Exercise requirements: Search the records that follow and extract every line containing the string "听说很好吃".

Component data from apps and pages:
########################################

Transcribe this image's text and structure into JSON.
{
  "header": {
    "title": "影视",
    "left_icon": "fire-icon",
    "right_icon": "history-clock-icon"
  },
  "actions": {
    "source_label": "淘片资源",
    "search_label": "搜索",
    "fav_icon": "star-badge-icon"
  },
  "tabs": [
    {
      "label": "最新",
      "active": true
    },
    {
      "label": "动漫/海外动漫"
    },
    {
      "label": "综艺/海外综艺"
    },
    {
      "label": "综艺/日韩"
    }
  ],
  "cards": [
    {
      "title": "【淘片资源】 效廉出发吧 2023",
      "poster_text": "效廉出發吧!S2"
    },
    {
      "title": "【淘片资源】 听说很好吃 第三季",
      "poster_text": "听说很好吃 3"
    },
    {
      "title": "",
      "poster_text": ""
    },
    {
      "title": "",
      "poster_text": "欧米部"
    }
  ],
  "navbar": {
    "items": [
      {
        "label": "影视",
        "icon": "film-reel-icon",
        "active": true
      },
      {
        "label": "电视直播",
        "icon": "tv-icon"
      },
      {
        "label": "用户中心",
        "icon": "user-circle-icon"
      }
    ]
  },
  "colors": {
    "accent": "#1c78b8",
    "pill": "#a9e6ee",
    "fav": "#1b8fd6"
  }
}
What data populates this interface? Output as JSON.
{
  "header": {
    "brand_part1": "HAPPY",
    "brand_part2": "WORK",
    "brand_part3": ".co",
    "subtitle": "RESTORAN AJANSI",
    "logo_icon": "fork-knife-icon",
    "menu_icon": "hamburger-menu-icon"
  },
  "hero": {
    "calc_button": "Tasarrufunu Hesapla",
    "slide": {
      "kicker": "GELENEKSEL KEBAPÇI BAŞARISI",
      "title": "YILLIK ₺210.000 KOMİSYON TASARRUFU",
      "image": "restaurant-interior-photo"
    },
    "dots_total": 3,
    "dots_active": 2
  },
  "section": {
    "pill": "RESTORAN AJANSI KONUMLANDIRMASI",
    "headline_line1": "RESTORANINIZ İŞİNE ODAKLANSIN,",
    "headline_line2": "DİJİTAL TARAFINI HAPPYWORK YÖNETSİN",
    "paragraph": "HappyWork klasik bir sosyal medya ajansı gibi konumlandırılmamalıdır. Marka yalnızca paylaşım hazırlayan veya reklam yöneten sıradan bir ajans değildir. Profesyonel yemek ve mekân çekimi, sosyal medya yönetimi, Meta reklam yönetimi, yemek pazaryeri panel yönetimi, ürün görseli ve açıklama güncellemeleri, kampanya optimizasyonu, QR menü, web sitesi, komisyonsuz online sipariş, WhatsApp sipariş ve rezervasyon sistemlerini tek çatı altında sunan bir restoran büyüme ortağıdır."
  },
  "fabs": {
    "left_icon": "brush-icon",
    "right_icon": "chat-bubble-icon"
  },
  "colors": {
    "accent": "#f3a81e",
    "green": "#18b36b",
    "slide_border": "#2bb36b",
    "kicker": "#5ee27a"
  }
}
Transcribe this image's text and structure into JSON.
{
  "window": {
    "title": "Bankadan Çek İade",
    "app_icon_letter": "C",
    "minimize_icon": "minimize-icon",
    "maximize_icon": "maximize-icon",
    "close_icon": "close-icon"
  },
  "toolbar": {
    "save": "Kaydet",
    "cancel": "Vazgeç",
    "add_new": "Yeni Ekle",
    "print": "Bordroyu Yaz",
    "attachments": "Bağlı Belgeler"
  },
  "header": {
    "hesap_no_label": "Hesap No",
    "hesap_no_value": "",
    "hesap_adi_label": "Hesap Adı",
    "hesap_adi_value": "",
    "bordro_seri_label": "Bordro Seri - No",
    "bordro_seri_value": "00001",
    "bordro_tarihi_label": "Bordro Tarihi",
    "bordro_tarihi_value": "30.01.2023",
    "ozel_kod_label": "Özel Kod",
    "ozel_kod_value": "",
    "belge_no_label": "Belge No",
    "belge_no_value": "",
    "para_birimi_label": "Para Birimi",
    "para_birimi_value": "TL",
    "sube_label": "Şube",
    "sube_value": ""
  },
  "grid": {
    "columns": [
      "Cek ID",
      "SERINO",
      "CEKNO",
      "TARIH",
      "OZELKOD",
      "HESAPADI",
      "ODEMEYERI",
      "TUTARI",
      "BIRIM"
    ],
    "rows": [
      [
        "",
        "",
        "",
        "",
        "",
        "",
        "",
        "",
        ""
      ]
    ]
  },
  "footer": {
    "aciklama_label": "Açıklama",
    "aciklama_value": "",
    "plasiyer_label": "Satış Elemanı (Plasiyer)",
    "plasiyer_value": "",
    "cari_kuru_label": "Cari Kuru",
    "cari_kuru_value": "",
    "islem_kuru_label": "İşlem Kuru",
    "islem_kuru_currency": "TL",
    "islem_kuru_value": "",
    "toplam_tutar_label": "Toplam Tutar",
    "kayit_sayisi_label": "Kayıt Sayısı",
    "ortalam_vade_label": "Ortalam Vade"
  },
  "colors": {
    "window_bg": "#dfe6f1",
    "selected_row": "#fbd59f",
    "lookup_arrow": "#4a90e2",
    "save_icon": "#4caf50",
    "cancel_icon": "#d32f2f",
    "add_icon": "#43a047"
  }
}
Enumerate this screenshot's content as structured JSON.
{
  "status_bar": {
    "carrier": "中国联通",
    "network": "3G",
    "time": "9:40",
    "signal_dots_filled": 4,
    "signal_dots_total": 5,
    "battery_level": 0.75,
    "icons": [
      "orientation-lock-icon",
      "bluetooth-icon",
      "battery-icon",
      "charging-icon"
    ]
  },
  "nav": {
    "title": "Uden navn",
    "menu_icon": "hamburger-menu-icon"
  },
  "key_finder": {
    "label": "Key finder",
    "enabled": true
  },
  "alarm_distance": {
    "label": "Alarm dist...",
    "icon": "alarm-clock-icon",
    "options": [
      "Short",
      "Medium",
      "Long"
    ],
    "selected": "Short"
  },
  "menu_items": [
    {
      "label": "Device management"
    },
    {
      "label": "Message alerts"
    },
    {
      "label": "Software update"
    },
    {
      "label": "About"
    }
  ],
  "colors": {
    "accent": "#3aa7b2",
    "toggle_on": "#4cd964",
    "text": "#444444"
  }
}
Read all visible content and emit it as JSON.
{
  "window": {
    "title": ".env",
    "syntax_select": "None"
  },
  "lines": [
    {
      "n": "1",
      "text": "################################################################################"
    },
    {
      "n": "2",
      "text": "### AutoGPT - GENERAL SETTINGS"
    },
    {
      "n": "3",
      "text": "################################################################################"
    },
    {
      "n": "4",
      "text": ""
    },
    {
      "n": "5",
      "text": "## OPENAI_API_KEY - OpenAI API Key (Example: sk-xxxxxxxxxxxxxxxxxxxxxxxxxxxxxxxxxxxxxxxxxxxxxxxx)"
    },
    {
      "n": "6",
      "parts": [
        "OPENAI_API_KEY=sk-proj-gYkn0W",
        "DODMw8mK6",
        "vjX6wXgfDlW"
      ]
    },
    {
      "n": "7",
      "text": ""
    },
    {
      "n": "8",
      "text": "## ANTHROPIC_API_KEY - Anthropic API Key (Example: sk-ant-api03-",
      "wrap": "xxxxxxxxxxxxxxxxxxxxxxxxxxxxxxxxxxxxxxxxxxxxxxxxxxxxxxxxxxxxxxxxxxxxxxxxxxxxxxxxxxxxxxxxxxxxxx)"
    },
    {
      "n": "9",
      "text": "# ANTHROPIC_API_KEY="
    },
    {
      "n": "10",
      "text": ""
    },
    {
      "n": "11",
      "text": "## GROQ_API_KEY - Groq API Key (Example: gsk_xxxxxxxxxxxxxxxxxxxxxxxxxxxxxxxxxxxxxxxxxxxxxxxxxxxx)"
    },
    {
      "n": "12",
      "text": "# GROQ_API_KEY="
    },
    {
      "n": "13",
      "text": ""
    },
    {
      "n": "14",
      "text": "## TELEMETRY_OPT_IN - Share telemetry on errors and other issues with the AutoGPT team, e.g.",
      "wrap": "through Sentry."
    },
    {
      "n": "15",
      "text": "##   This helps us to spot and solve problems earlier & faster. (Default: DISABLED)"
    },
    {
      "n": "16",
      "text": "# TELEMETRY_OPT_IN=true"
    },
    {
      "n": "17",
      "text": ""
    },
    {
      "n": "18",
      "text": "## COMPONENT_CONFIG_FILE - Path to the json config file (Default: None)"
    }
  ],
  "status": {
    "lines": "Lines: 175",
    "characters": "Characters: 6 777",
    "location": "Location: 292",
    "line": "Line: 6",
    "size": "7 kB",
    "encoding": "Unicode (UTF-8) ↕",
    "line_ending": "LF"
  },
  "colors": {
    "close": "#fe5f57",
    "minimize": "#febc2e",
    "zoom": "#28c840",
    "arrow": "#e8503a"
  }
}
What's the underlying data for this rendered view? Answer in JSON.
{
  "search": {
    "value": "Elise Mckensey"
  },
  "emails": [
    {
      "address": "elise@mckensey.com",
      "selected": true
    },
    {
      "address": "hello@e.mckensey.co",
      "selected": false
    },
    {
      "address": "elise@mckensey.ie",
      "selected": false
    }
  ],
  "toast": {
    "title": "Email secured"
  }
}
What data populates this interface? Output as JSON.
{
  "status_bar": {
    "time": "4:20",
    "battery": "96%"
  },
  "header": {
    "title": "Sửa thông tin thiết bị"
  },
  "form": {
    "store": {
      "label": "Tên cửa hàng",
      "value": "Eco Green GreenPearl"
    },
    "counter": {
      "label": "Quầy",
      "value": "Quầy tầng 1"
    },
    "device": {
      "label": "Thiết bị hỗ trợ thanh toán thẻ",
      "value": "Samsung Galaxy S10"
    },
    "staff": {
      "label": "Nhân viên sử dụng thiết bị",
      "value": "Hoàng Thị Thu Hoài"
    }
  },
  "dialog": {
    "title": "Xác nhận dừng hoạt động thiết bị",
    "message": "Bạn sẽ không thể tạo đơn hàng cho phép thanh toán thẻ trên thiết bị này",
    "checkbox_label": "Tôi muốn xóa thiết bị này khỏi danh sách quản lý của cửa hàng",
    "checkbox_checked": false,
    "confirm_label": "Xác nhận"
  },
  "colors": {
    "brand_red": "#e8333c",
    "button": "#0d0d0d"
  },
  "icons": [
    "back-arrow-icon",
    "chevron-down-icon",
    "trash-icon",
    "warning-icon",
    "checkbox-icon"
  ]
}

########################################

Task answer:
      "title": "【淘片资源】 听说很好吃 第三季",
      "poster_text": "听说很好吃 3"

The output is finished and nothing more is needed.